NO ‘RED WAVE’
The party that occupies the White House almost always loses seats in elections midway through a president’s first four-year term, and Biden has struggled with low public approval.
But Republican hopes for a “red wave” of victories faded as Democrats showed surprising resilience in several key races. Democrats were projected as the winners in 11 of the 13 close contests that had been decided.
“Definitely not a Republican wave, that’s for darn sure,” Republican U.S. Senator Lindsey Graham told NBC in an interview.
Trump, who took an active role in recruiting Republican candidates for Congress and is strongly hinting at a third run for the presidency in 2024, had mixed results.
He notched a victory in Ohio, where author J.D. Vance won a Senate seat to keep it in Republican hands. But television host and heart surgeon Mehmet Oz failed to win his Pennsylvania Senate race, and Doug Mastriano, another Trump ally, was handily defeated in the Pennsylvania governor’s race.
Trump allies also were struggling in Arizona, Georgia and Nevada Senate races, where ballots were still being counted.

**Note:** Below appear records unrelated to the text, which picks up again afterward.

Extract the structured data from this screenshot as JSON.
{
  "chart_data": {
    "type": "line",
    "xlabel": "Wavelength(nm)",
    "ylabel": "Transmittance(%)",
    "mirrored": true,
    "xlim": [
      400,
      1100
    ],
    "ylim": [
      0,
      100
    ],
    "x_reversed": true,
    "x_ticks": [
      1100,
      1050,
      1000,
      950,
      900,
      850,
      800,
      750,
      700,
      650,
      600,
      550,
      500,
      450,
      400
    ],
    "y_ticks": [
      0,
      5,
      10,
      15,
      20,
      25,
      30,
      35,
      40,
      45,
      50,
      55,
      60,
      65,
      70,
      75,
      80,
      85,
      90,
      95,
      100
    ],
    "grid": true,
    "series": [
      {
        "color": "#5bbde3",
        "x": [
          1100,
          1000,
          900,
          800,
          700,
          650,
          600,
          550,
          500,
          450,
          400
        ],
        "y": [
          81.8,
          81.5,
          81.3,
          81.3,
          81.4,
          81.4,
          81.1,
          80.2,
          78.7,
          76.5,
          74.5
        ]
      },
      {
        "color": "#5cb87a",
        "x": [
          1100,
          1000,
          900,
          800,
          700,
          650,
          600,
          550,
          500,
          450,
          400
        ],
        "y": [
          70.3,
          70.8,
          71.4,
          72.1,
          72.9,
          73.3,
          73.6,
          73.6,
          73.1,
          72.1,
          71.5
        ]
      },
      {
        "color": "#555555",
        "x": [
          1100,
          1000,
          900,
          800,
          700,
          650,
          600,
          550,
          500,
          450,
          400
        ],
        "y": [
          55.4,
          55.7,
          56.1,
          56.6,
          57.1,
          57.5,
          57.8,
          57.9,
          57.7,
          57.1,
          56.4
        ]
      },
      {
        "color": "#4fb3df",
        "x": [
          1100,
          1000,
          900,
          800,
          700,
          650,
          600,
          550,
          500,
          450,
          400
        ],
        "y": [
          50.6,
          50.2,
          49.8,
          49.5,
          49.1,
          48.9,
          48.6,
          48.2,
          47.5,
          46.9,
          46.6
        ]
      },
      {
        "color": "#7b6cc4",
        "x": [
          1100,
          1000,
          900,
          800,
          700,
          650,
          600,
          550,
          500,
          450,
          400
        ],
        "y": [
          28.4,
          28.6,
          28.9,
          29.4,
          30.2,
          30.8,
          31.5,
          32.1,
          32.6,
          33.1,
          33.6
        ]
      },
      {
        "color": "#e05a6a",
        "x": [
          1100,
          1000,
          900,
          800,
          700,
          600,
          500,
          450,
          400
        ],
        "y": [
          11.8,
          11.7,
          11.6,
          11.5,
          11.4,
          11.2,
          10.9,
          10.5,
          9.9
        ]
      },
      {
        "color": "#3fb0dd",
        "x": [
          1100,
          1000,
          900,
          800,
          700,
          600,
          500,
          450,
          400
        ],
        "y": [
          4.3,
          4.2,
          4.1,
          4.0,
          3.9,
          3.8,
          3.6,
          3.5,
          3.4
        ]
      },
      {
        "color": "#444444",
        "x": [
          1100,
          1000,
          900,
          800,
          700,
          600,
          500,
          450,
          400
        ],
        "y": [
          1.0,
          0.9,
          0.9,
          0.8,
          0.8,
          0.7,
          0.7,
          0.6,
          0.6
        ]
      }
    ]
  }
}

Meanwhile Florida Governor Ron DeSantis, who could be a main Republican challenger to Trump in 2024, added to his growing national profile, defeating Democratic challenger Charlie Crist by nearly 20 percentage points, Edison projected.
SENATE A TOSS-UP

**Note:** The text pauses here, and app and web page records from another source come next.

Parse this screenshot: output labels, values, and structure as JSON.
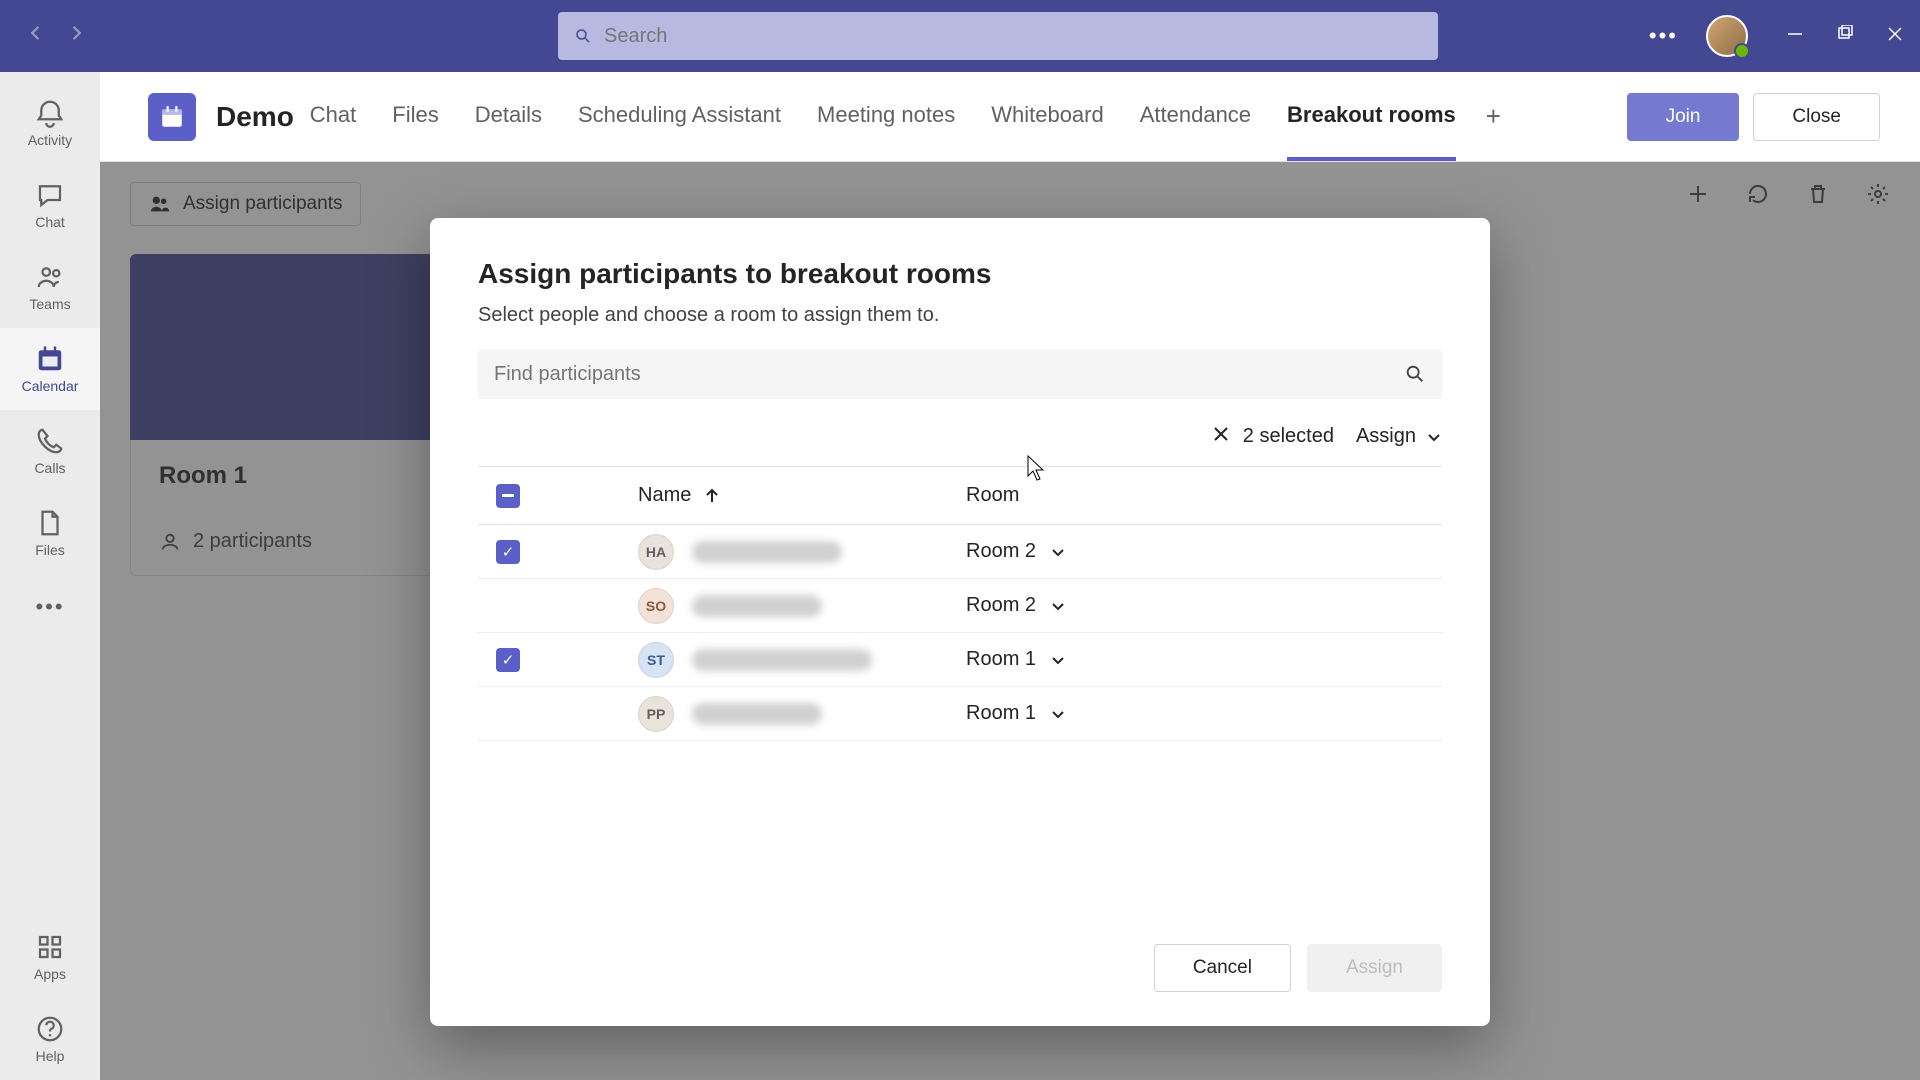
{
  "titlebar": {
    "search_placeholder": "Search"
  },
  "rail": {
    "items": [
      {
        "key": "activity",
        "label": "Activity"
      },
      {
        "key": "chat",
        "label": "Chat"
      },
      {
        "key": "teams",
        "label": "Teams"
      },
      {
        "key": "calendar",
        "label": "Calendar"
      },
      {
        "key": "calls",
        "label": "Calls"
      },
      {
        "key": "files",
        "label": "Files"
      }
    ],
    "bottom": [
      {
        "key": "apps",
        "label": "Apps"
      },
      {
        "key": "help",
        "label": "Help"
      }
    ],
    "active": "calendar"
  },
  "header": {
    "meeting_title": "Demo",
    "tabs": [
      "Chat",
      "Files",
      "Details",
      "Scheduling Assistant",
      "Meeting notes",
      "Whiteboard",
      "Attendance",
      "Breakout rooms"
    ],
    "active_tab": "Breakout rooms",
    "join_label": "Join",
    "close_label": "Close"
  },
  "page": {
    "assign_button": "Assign participants",
    "room_title": "Room 1",
    "participant_count_label": "2 participants"
  },
  "modal": {
    "title": "Assign participants to breakout rooms",
    "subtitle": "Select people and choose a room to assign them to.",
    "find_placeholder": "Find participants",
    "selected_text": "2 selected",
    "assign_dropdown_label": "Assign",
    "columns": {
      "name": "Name",
      "room": "Room"
    },
    "participants": [
      {
        "initials": "HA",
        "avatar_bg": "#e8e4dc",
        "avatar_fg": "#5f5f5f",
        "name_width": 150,
        "room": "Room 2",
        "checked": true
      },
      {
        "initials": "SO",
        "avatar_bg": "#f4e2d8",
        "avatar_fg": "#8a5a3a",
        "name_width": 130,
        "room": "Room 2",
        "checked": false
      },
      {
        "initials": "ST",
        "avatar_bg": "#d6e4f5",
        "avatar_fg": "#3a5a8a",
        "name_width": 180,
        "room": "Room 1",
        "checked": true
      },
      {
        "initials": "PP",
        "avatar_bg": "#e8e4dc",
        "avatar_fg": "#5f5f5f",
        "name_width": 130,
        "room": "Room 1",
        "checked": false
      }
    ],
    "footer": {
      "cancel": "Cancel",
      "assign": "Assign"
    }
  }
}
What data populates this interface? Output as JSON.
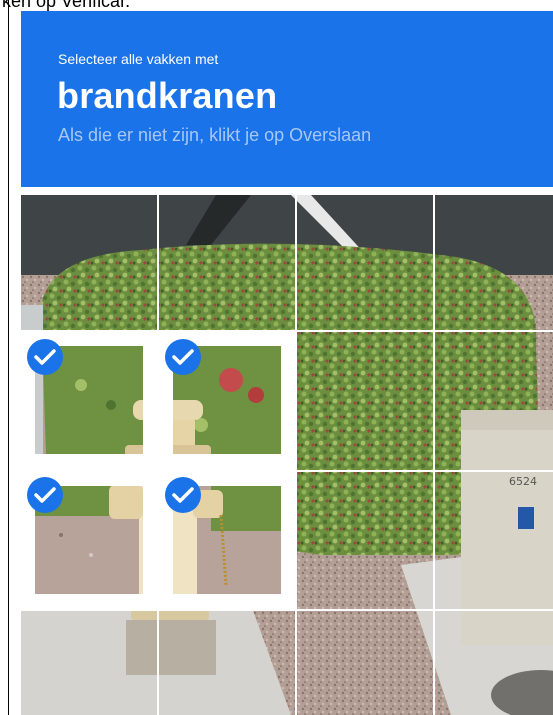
{
  "partial_top_text": "ken op Verificar.",
  "header": {
    "instruction": "Selecteer alle vakken met",
    "target": "brandkranen",
    "hint": "Als die er niet zijn, klikt je op Overslaan"
  },
  "grid": {
    "rows": 4,
    "cols": 4,
    "tiles": [
      {
        "row": 0,
        "col": 0,
        "selected": false
      },
      {
        "row": 0,
        "col": 1,
        "selected": false
      },
      {
        "row": 0,
        "col": 2,
        "selected": false
      },
      {
        "row": 0,
        "col": 3,
        "selected": false
      },
      {
        "row": 1,
        "col": 0,
        "selected": true
      },
      {
        "row": 1,
        "col": 1,
        "selected": true
      },
      {
        "row": 1,
        "col": 2,
        "selected": false
      },
      {
        "row": 1,
        "col": 3,
        "selected": false
      },
      {
        "row": 2,
        "col": 0,
        "selected": true
      },
      {
        "row": 2,
        "col": 1,
        "selected": true
      },
      {
        "row": 2,
        "col": 2,
        "selected": false
      },
      {
        "row": 2,
        "col": 3,
        "selected": false
      },
      {
        "row": 3,
        "col": 0,
        "selected": false
      },
      {
        "row": 3,
        "col": 1,
        "selected": false
      },
      {
        "row": 3,
        "col": 2,
        "selected": false
      },
      {
        "row": 3,
        "col": 3,
        "selected": false
      }
    ]
  },
  "photo_subject": "fire-hydrant-street-photo",
  "utility_box_label": "6524",
  "colors": {
    "header_bg": "#1a73e8",
    "check_bg": "#1a73e8"
  }
}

The Senate was still a toss-up, with the pivotal battles in Arizona, Georgia and Nevada still in play. The Georgia Senate race could end up in a runoff, possibly with Senate control at stake.
Democrats currently control the 50-50 Senate with Vice President Kamala Harris able to break any ties.
Thirty-five Senate seats, all 435 House seats and three dozen governors’ races were on the ballot.
More than 46 million Americans voted ahead of Election Day, either by mail or in person and state election officials caution that counting those ballots will take time.
(Live election results from around the country are here.)
In a possibly embarrassing defeat for House Democrats, Representative Sean Maloney narrowly trailed a Republican challenger in his bid for a sixth term.
Maloney chairs the Democratic campaign committee charged with electing more Democrats to the House. His was one of a couple of races in New York state where Republicans were performing better than expected.
Both parties notched victories in competitive districts.
Local officials reported isolated problems across the country, including a paper shortage in a Pennsylvania county. In Maricopa County, Arizona – a key battleground – a judge rejected a Republican request to extend voting hours after some tabulation machines malfunctioned.
The problems stoked evidence-free claims among Trump and his supporters that the failures were deliberate.
Scores of Republican candidates have echoed Trump’s false claims that his 2020 loss to Biden was due to widespread fraud, raising fears among Democrats that they could interfere with the 2024 presidential race.
Democratic governors also fended off strong Republican challenges in Michigan and Wisconsin, two states likely to remain political battlegrounds in the 2024 presidential race.
The primary issue weighing on Democrats was stubbornly high annual inflation, which at 8.2% stands at the highest rate in 40 years.
Voters in California, Michigan and Vermont approved referendums enshrining abortion rights in their state constitutions. Deeply conservative Kentucky looked poised to reject a constitutional amendment that would have declared there was no right to abortion.
(Reporting by Joseph Ax, Jason Lange, Doina Chiacu, Susan Heavey, Moira Warburton, Gram Slattery, Makini Brice and Trevor Hunnicutt in Washington, Gabriella Borter in Birmingham, Michigan, Nathan Layne in Alpharetta, Georgia, Masha Tsvetkova in New York, Tim Reid in Phoenix and Ned Parker in Reno, Nevada, and Lucy Raitano and Amanda Cooper in London; Writing by Joseph Ax, Richard Cowan and Andy Sullivan; Editing by Scott Malone, Howard Goller and Alistair Bell)